Elizabeth, I’m curious, what do you think it would mean to be this person’s neighbor? What would you do if he was your neighbor?
It is somewhat disconcerting, but to me it helps to see that many of these offenders crimes happened between 10-20 years ago. I would think if they were going to re-offend, they would have done it by now.
I would probably feel differently about that if I had kids though.
Anyway, great post, as usual, Wallyhood. Thank you for all you do.
Brady, in response to your comment: “I have never understood the NIMBY concept. If you are removing something from your backyard (neighborhood) you are just displacing the problem instead of trying to solve it.”
As a father, I definitely understand NIMBYism, especially when in comes to creeps living in my neighborhood. Haven’t you ever heard the phrase, “Think globally, act locally?” Well us “NIMBY’s” are doing just that, acting locally. And as for “displacing the problem,” YES! That’s the point! It’s not our job as the average citizen to solve the problem of sexual predators, nor is it possible anyway. At least by encouraging these scumbags to live elsewhere, we keep our neighborhood safer for our families. If another neighborhood doesn’t want to be as involved in their neighborhood issues, well, let’s just say I’d rather the offenders re-offend, which they will, somewhere other than Wallingford. Ideally, they’d never be set free to harm others.

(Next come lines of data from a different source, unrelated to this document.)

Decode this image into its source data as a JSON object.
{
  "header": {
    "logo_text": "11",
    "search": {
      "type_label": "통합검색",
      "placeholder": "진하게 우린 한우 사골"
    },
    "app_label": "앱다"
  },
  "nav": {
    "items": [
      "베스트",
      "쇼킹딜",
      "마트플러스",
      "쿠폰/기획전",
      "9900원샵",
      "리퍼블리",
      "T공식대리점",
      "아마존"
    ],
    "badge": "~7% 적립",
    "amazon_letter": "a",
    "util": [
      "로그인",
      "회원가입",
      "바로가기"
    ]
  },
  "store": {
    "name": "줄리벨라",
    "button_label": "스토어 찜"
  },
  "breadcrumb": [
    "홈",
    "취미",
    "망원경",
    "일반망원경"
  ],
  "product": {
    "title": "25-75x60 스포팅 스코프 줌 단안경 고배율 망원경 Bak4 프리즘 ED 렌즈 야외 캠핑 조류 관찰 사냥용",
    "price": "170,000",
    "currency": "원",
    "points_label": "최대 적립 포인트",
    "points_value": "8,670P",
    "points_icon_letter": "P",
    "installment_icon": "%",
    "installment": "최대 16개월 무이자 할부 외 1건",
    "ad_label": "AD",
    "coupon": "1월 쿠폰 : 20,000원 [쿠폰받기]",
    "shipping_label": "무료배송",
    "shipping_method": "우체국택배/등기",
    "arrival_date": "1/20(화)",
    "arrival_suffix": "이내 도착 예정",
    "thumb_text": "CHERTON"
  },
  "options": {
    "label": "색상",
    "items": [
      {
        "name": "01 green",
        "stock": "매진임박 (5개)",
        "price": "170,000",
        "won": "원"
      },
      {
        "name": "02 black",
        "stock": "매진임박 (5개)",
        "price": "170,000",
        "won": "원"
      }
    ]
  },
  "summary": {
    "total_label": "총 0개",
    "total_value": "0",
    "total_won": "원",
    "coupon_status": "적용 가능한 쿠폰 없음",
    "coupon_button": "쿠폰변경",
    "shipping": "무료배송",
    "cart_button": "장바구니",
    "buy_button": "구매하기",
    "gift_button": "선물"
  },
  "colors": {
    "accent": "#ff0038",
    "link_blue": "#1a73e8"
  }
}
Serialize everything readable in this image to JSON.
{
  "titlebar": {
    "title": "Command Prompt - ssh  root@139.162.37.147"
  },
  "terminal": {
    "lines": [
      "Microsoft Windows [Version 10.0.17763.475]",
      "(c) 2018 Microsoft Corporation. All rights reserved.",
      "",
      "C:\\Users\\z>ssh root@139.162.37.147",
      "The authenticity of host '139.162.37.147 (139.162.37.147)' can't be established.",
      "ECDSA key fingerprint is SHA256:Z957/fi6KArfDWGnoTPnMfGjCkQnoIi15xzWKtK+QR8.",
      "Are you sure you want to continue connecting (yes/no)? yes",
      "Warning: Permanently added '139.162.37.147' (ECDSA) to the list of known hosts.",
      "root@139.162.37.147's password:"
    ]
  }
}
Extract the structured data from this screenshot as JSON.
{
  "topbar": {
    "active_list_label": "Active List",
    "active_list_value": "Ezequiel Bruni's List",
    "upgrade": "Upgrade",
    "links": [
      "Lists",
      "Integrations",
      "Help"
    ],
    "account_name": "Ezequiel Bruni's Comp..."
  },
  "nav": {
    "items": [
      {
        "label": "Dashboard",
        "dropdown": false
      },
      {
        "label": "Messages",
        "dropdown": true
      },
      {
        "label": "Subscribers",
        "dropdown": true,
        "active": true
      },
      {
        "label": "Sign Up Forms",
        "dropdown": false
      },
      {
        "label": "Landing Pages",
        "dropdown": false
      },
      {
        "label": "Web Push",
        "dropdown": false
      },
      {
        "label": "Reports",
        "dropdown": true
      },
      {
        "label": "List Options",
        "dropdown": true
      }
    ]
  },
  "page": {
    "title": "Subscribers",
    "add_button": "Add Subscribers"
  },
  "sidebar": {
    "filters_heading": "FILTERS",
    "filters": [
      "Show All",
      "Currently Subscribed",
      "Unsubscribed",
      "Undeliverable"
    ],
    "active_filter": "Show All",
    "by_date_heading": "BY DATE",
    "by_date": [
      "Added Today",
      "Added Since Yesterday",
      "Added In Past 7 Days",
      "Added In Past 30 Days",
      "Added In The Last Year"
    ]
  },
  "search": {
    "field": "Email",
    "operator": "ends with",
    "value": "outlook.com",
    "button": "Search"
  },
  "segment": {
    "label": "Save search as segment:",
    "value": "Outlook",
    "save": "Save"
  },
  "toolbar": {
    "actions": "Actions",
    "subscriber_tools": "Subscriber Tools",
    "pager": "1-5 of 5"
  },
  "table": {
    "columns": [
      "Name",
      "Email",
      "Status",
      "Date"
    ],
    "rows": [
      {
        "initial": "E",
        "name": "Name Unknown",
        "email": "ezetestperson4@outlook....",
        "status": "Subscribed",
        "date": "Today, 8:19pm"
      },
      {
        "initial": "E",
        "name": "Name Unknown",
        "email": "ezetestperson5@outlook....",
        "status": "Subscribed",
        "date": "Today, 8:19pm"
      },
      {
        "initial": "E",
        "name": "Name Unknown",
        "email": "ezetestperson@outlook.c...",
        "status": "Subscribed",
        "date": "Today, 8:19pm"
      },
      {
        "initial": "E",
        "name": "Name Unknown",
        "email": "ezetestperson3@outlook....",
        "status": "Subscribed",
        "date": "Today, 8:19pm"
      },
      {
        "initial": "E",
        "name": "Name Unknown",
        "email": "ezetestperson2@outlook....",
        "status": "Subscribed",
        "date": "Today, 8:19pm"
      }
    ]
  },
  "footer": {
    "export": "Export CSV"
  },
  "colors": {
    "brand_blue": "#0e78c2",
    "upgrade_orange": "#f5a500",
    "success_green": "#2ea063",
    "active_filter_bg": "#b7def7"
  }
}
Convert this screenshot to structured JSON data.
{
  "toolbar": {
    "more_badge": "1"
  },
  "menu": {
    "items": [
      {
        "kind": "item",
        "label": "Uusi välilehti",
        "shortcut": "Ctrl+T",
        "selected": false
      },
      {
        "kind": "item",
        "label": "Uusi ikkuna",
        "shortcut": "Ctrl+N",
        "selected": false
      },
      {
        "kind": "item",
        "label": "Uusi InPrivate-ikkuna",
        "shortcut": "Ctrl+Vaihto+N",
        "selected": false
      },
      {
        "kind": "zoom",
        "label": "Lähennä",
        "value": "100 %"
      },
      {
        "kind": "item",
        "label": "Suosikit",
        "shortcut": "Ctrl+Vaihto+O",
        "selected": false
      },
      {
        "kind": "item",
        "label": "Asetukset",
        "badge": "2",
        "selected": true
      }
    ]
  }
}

As for paying their debt to society, as other commenters have said, that’s total B.S. What about their victims, who, if they haven’t killed themselves, have to live with it for the rest of their lives? What about their rights? And what about the rights of future victims?
Maybe by making life a miserable hell for these guys outside of prsion, like it was inside, they might reconsider re-offending. Now THATS treatment for ya.
Are landlords who choose to not do criminal background checks on prospective tenants being good neighbors? Do landlords owe anything to the community where they own property, or to other tenants on that same property?
If a person misrepresents or does not fully disclose their criminal history on their rental application is s/he a good neighbor?
For families with children who very near a sex offender convicted of child molestation in the first degree, what is the appropriate neighborly way to behave? Is the parent to take full comfort in the cited statistics (‘well, he *probably* won’t reoffend; my kids will be okay’), or the knowledge that the offender has paid his dues?
How many of you who have stated he has paid his dues have young children and would be comfortable having this person as your neighbor? This is not about someone who stole cars or dealt drugs, and this is not about one adult harming another.
The PI has a brief little article today about how many sex offenders there are in Seattle, how to use the registry, and what the classes mean: